The Joplin Globe, Joplin, MO

January 16, 2011

Linda Cannon, book review: Book explains details of reading people

By Linda Cannon
Globe Columnist

JOPLIN, Mo. — One of my favorite television series is “Lie to Me,” so I was intrigued by the title “Reading People: How to Understand People and Predict Their Behavior -- Anytime, Anyplace” by Jo-Ellan Dimitrius and Wendy Patrick Mazzarella.

While it won’t turn you into Cal Lightman, there’s a lot of valuable information in the book. Much of it is common sense (such as people not meeting your eyes when they’re lying), but a lot of it bears repeating or is couched in a manner that helps to make things clearer and more meaningful.

Dimitrius has a Ph.D. in criminology and government and has worked as a jury consultant since 1984 on such cases as the Night Stalker (Richard Ramirez), McMartin Preschool, and Rodney King. Her co-author is a prosecutor with the San Diego, California district attorney’s office.

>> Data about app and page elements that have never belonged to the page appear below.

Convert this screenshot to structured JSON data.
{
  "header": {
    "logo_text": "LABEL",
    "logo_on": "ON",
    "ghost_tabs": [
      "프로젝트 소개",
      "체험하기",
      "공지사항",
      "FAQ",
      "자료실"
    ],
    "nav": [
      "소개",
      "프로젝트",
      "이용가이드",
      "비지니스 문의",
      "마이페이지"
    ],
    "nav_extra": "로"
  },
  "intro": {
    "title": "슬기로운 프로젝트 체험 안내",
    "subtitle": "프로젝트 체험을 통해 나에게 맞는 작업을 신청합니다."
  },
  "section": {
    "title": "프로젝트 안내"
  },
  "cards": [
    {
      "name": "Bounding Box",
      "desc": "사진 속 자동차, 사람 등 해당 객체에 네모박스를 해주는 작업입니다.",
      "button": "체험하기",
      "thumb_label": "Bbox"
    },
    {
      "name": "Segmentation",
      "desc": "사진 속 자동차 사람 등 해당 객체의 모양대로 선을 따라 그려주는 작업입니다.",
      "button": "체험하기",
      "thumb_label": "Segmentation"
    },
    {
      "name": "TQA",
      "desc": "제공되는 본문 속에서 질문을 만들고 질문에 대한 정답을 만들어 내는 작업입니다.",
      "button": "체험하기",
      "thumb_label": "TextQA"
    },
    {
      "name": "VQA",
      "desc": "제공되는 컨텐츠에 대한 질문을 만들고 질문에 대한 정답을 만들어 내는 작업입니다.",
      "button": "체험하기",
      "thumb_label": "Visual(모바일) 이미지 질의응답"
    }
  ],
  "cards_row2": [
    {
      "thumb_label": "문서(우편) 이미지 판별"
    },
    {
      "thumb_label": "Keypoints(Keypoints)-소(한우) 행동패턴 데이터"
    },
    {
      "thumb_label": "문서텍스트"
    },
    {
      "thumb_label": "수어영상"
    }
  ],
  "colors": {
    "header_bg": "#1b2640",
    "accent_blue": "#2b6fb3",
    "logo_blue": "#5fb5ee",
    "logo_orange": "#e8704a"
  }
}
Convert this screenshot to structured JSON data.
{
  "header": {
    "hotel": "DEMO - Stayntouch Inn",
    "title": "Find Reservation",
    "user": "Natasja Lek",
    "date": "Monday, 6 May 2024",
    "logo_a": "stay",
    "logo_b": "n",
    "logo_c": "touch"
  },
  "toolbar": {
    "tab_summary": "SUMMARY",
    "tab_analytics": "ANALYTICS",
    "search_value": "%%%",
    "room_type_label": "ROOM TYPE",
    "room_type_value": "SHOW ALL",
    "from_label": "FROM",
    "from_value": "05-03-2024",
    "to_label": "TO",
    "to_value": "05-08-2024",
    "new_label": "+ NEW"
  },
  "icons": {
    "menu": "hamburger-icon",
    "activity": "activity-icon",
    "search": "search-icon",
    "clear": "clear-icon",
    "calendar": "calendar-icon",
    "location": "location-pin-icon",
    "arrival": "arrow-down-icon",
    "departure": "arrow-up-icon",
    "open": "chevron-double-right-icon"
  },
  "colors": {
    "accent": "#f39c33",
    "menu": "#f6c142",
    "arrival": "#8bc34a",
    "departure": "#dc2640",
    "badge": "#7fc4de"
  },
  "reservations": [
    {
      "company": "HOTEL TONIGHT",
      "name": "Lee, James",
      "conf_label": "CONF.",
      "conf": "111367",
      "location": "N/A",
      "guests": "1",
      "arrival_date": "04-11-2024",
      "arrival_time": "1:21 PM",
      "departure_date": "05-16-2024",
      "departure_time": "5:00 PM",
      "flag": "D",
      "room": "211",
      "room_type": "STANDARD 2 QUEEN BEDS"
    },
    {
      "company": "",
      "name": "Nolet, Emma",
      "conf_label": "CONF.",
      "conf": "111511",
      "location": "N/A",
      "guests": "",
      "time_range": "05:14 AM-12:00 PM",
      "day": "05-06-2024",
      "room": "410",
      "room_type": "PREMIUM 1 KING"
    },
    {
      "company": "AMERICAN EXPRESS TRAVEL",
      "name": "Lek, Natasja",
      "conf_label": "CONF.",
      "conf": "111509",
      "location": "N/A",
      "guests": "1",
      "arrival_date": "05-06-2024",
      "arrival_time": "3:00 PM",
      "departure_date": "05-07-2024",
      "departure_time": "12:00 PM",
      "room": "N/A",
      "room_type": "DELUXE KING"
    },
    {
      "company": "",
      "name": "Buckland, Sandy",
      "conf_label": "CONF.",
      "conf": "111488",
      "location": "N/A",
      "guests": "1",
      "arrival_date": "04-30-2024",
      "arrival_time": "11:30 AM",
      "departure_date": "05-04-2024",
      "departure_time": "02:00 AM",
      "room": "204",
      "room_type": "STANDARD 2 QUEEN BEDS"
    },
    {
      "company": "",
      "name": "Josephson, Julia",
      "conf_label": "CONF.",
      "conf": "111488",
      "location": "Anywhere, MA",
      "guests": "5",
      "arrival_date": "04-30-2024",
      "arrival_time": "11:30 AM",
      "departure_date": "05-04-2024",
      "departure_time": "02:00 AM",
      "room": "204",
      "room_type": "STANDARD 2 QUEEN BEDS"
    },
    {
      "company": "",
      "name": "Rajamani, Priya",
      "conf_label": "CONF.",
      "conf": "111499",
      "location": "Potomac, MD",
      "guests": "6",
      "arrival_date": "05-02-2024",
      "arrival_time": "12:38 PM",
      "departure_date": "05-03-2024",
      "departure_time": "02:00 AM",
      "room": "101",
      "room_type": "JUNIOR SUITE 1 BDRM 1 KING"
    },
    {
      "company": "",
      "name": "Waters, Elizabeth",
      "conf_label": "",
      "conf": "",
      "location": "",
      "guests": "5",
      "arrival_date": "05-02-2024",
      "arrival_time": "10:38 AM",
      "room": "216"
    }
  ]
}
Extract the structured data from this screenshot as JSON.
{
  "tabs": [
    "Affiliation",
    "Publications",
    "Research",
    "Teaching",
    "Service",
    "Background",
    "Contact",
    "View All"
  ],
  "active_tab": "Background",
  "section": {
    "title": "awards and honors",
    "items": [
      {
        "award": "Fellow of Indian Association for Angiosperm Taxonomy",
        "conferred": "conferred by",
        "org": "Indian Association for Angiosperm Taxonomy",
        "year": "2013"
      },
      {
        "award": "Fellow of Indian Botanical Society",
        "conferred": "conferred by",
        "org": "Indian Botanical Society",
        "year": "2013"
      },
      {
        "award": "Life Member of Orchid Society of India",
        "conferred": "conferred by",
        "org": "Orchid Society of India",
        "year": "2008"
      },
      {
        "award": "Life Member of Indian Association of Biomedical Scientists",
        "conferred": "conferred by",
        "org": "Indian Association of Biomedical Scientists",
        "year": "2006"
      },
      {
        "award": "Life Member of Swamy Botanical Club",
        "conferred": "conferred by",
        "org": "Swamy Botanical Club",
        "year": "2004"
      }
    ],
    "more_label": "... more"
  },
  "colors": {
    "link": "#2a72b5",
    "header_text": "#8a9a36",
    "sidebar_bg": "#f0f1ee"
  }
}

So, to start learning to read people the first step is to start really watching people, all the time, everywhere. If you tend to use email to communicate, at least step up to phone calls so that you can work on your voice reading skills. If you use the phone, try more face-to-face discussions to work on your voice and visual clue skills. The first chapter focuses on asking the right questions (not giving away too much information) and paying attention to responses, both verbal and nonverbal.  

The second section covers watching for patterns and breaks in them. Be alert for “rogue actions.” Someone who is habitually tidy or punctual who suddenly appears unkempt or is frequently late is saying, whether intentionally or not, something about themselves.

Next is learning to make first impressions based on physical appearance. One of the primary things to work on is watching out for deviations from the norm.

Dimitrius points out that anything unusual is key to understanding people. Look for “rogue traits” -- characteristics that don’t appear to match up with the rest of someone’s characteristics, such as a man who dresses conservatively but sports a large hoop earring or a woman who dresses dowdily but has unusually long and well-manicured fingernails. Sometimes there are mundane explanations for such things, but more often than not, it means something more important.

After that, we move on to first impressions based on body language. Body language is particularly important because while many people are very aware of what their words are telling us and are able to control that, most are not particularly aware of what their body or face are up to and it’s much harder to control those.

An obvious example would be someone whose words say that all is well, but their lips are compressed, so maybe they’re actually angry.  

Vocal mannerisms and tone can also tell a lot about a person, whether as a baseline or, again, alterations from the norm. Talking fast all of a sudden? The speaker may have just been caught in a lie. Similarly, slower than normal speech may also indicate lying, although it can also be because of fatigue, sadness or confusion.

You need to be aware of the various possibilities for variances in appearance, body language, or speech. Unfortunately, there is no foolproof way to tell is someone is lying or being manipulative. You have to add all the clues together to reach your best conclusion.

Communication style plays a role, as well. Dimitrius employs Linda McCallister’s six communication styles (reflectives, nobles, socratics, magistrates, candidates and senators). Developing awareness of communication styles is critical to reading people because a shift in communication style is very telling and understanding a person’s communication style can help you avoid misjudging them.

If someone’s answers are terse, it may be simply that they are a “noble.” If they are usually a chatty “reflective,” however, pay attention. Something out of the ordinary is going on.  

Dimitrius has a lot to say about the content of speech, as well. The use of profanity, exaggeration, gossiping, slang and humor can give you a lot of information about someone, depending greatly on context. Usage of slang may indicate socioeconomic status, but may also be a way of playing down one’s status to fit in.

The final sections cover reading the environment of your subject (most of which is fairly obvious), spotting exceptions to the rules, trying to read people online and what to watch for to spot possible criminals or terrorists.

If you want to understand what your co-workers, employees, boss, friends and family are really saying and are willing to put in a bit of time developing your people-reading skills, I think this would be just the ticket.